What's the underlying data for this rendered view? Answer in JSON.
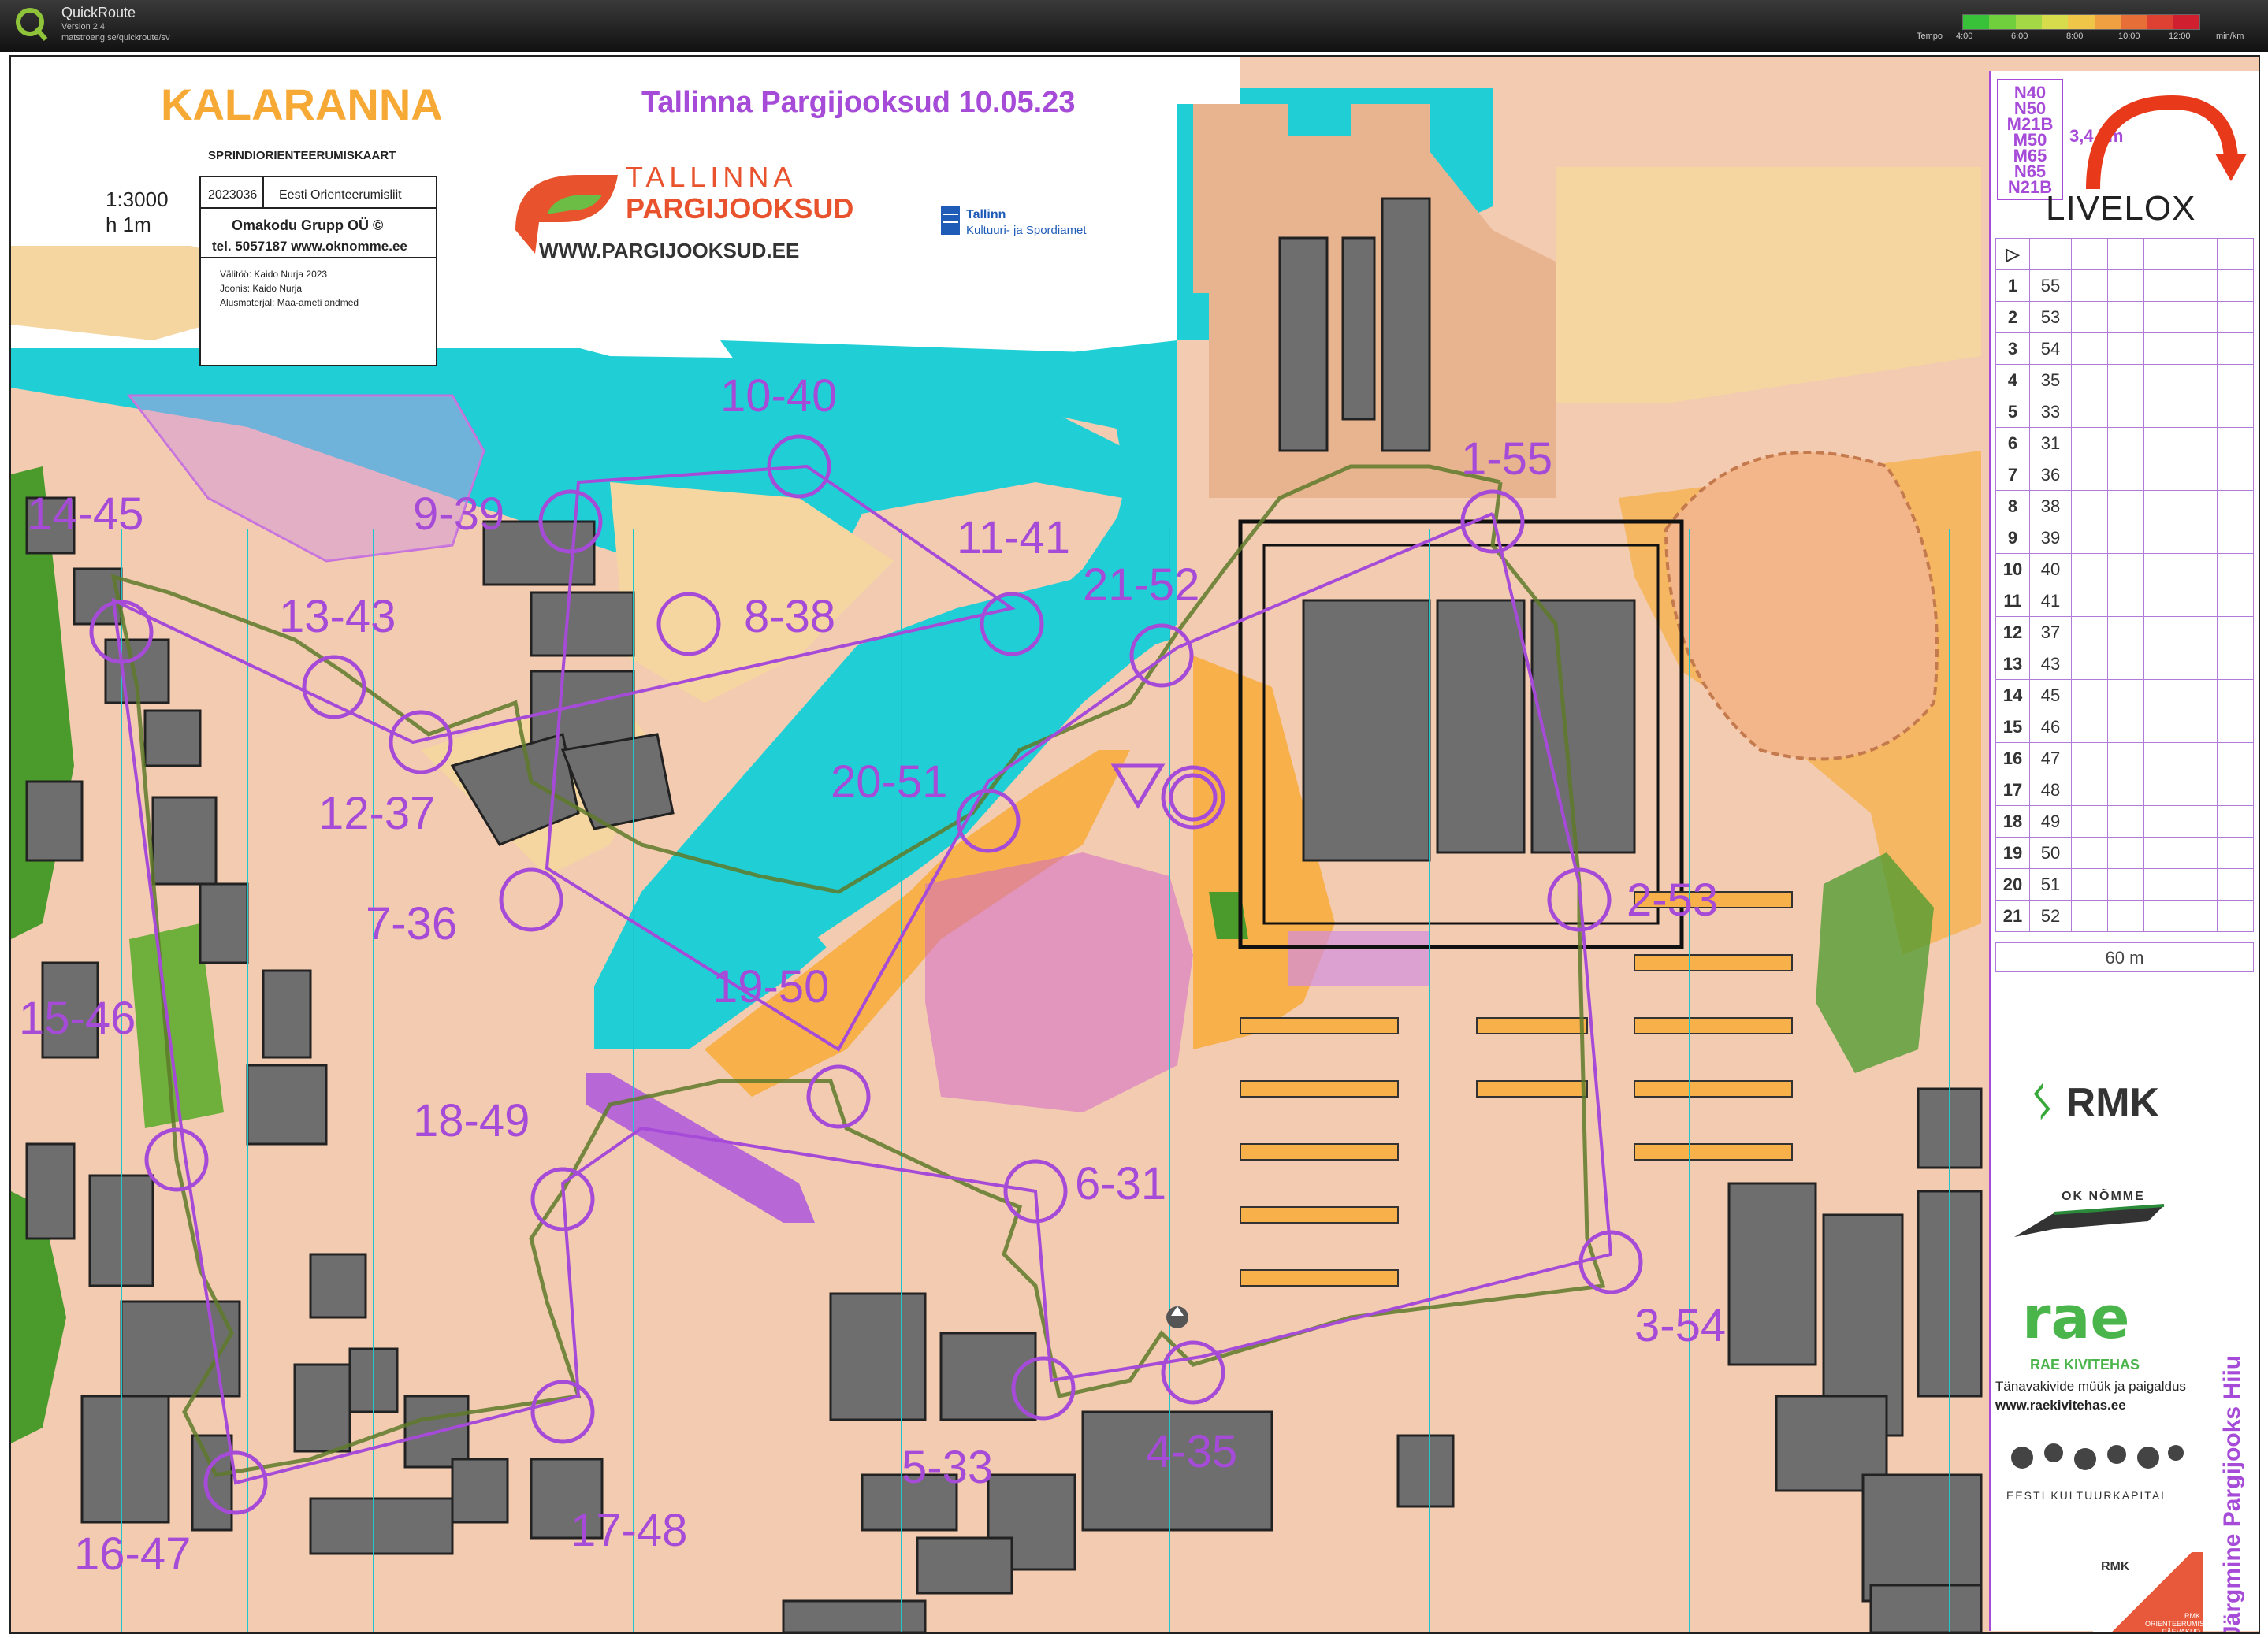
{
  "app": {
    "name": "QuickRoute",
    "version": "Version 2.4",
    "url": "matstroeng.se/quickroute/sv"
  },
  "tempo": {
    "label": "Tempo",
    "ticks": [
      "4:00",
      "6:00",
      "8:00",
      "10:00",
      "12:00",
      "min/km"
    ]
  },
  "map": {
    "name": "KALARANNA",
    "subtitle": "SPRINDIORIENTEERUMISKAART",
    "scale": "1:3000",
    "contour": "h 1m",
    "code": "2023036",
    "federation": "Eesti Orienteerumisliit",
    "maker": "Omakodu Grupp OÜ ©",
    "phone": "tel. 5057187 www.oknomme.ee",
    "credit1": "Välitöö: Kaido Nurja 2023",
    "credit2": "Joonis:  Kaido Nurja",
    "credit3": "Alusmaterjal: Maa-ameti andmed",
    "event": "Tallinna Pargijooksud 10.05.23",
    "brand_top": "TALLINNA",
    "brand_bottom": "PARGIJOOKSUD",
    "website": "WWW.PARGIJOOKSUD.EE",
    "city_top": "Tallinn",
    "city_bottom": "Kultuuri- ja Spordiamet"
  },
  "controls": [
    {
      "label": "1-55"
    },
    {
      "label": "2-53"
    },
    {
      "label": "3-54"
    },
    {
      "label": "4-35"
    },
    {
      "label": "5-33"
    },
    {
      "label": "6-31"
    },
    {
      "label": "7-36"
    },
    {
      "label": "8-38"
    },
    {
      "label": "9-39"
    },
    {
      "label": "10-40"
    },
    {
      "label": "11-41"
    },
    {
      "label": "12-37"
    },
    {
      "label": "13-43"
    },
    {
      "label": "14-45"
    },
    {
      "label": "15-46"
    },
    {
      "label": "16-47"
    },
    {
      "label": "17-48"
    },
    {
      "label": "18-49"
    },
    {
      "label": "19-50"
    },
    {
      "label": "20-51"
    },
    {
      "label": "21-52"
    }
  ],
  "course": {
    "classes": [
      "N40",
      "N50",
      "M21B",
      "M50",
      "M65",
      "N65",
      "N21B"
    ],
    "length": "3,4 km",
    "livelox": "LIVELOX",
    "finish_distance": "60 m",
    "descriptions": [
      {
        "n": "1",
        "code": "55"
      },
      {
        "n": "2",
        "code": "53"
      },
      {
        "n": "3",
        "code": "54"
      },
      {
        "n": "4",
        "code": "35"
      },
      {
        "n": "5",
        "code": "33"
      },
      {
        "n": "6",
        "code": "31"
      },
      {
        "n": "7",
        "code": "36"
      },
      {
        "n": "8",
        "code": "38"
      },
      {
        "n": "9",
        "code": "39"
      },
      {
        "n": "10",
        "code": "40"
      },
      {
        "n": "11",
        "code": "41"
      },
      {
        "n": "12",
        "code": "37"
      },
      {
        "n": "13",
        "code": "43"
      },
      {
        "n": "14",
        "code": "45"
      },
      {
        "n": "15",
        "code": "46"
      },
      {
        "n": "16",
        "code": "47"
      },
      {
        "n": "17",
        "code": "48"
      },
      {
        "n": "18",
        "code": "49"
      },
      {
        "n": "19",
        "code": "50"
      },
      {
        "n": "20",
        "code": "51"
      },
      {
        "n": "21",
        "code": "52"
      }
    ]
  },
  "sponsors": {
    "rmk": "RMK",
    "oknomme": "OK NÕMME",
    "rae": "rae",
    "rae_sub": "RAE KIVITEHAS",
    "rae_text1": "Tänavakivide müük ja paigaldus",
    "rae_text2": "www.raekivitehas.ee",
    "kultuurkapital": "EESTI KULTUURKAPITAL",
    "rmk_small": "RMK",
    "rmk_day": "RMK ORIENTEERUMIS PÄEVAKUD",
    "next_event": "Järgmine Pargijooks Hiiu"
  },
  "colors": {
    "water": "#20cfd6",
    "course": "#a64bd8",
    "building": "#6e6e6e",
    "paved": "#f3cbb0",
    "open": "#f7b04a",
    "green": "#4a9a2c",
    "route": "#5e7a2a"
  }
}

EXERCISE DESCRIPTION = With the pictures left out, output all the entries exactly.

RESPONSE TO THIS EXERCISE =
What's the underlying data for this rendered view? Answer in JSON.
{
  "app": {
    "name": "QuickRoute",
    "version": "Version 2.4",
    "url": "matstroeng.se/quickroute/sv"
  },
  "tempo": {
    "label": "Tempo",
    "ticks": [
      "4:00",
      "6:00",
      "8:00",
      "10:00",
      "12:00",
      "min/km"
    ]
  },
  "map": {
    "name": "KALARANNA",
    "subtitle": "SPRINDIORIENTEERUMISKAART",
    "scale": "1:3000",
    "contour": "h 1m",
    "code": "2023036",
    "federation": "Eesti Orienteerumisliit",
    "maker": "Omakodu Grupp OÜ ©",
    "phone": "tel. 5057187 www.oknomme.ee",
    "credit1": "Välitöö: Kaido Nurja 2023",
    "credit2": "Joonis:  Kaido Nurja",
    "credit3": "Alusmaterjal: Maa-ameti andmed",
    "event": "Tallinna Pargijooksud 10.05.23",
    "brand_top": "TALLINNA",
    "brand_bottom": "PARGIJOOKSUD",
    "website": "WWW.PARGIJOOKSUD.EE",
    "city_top": "Tallinn",
    "city_bottom": "Kultuuri- ja Spordiamet"
  },
  "controls": [
    {
      "label": "1-55"
    },
    {
      "label": "2-53"
    },
    {
      "label": "3-54"
    },
    {
      "label": "4-35"
    },
    {
      "label": "5-33"
    },
    {
      "label": "6-31"
    },
    {
      "label": "7-36"
    },
    {
      "label": "8-38"
    },
    {
      "label": "9-39"
    },
    {
      "label": "10-40"
    },
    {
      "label": "11-41"
    },
    {
      "label": "12-37"
    },
    {
      "label": "13-43"
    },
    {
      "label": "14-45"
    },
    {
      "label": "15-46"
    },
    {
      "label": "16-47"
    },
    {
      "label": "17-48"
    },
    {
      "label": "18-49"
    },
    {
      "label": "19-50"
    },
    {
      "label": "20-51"
    },
    {
      "label": "21-52"
    }
  ],
  "course": {
    "classes": [
      "N40",
      "N50",
      "M21B",
      "M50",
      "M65",
      "N65",
      "N21B"
    ],
    "length": "3,4 km",
    "livelox": "LIVELOX",
    "finish_distance": "60 m",
    "descriptions": [
      {
        "n": "1",
        "code": "55"
      },
      {
        "n": "2",
        "code": "53"
      },
      {
        "n": "3",
        "code": "54"
      },
      {
        "n": "4",
        "code": "35"
      },
      {
        "n": "5",
        "code": "33"
      },
      {
        "n": "6",
        "code": "31"
      },
      {
        "n": "7",
        "code": "36"
      },
      {
        "n": "8",
        "code": "38"
      },
      {
        "n": "9",
        "code": "39"
      },
      {
        "n": "10",
        "code": "40"
      },
      {
        "n": "11",
        "code": "41"
      },
      {
        "n": "12",
        "code": "37"
      },
      {
        "n": "13",
        "code": "43"
      },
      {
        "n": "14",
        "code": "45"
      },
      {
        "n": "15",
        "code": "46"
      },
      {
        "n": "16",
        "code": "47"
      },
      {
        "n": "17",
        "code": "48"
      },
      {
        "n": "18",
        "code": "49"
      },
      {
        "n": "19",
        "code": "50"
      },
      {
        "n": "20",
        "code": "51"
      },
      {
        "n": "21",
        "code": "52"
      }
    ]
  },
  "sponsors": {
    "rmk": "RMK",
    "oknomme": "OK NÕMME",
    "rae": "rae",
    "rae_sub": "RAE KIVITEHAS",
    "rae_text1": "Tänavakivide müük ja paigaldus",
    "rae_text2": "www.raekivitehas.ee",
    "kultuurkapital": "EESTI KULTUURKAPITAL",
    "rmk_small": "RMK",
    "rmk_day": "RMK ORIENTEERUMIS PÄEVAKUD",
    "next_event": "Järgmine Pargijooks Hiiu"
  },
  "colors": {
    "water": "#20cfd6",
    "course": "#a64bd8",
    "building": "#6e6e6e",
    "paved": "#f3cbb0",
    "open": "#f7b04a",
    "green": "#4a9a2c",
    "route": "#5e7a2a"
  }
}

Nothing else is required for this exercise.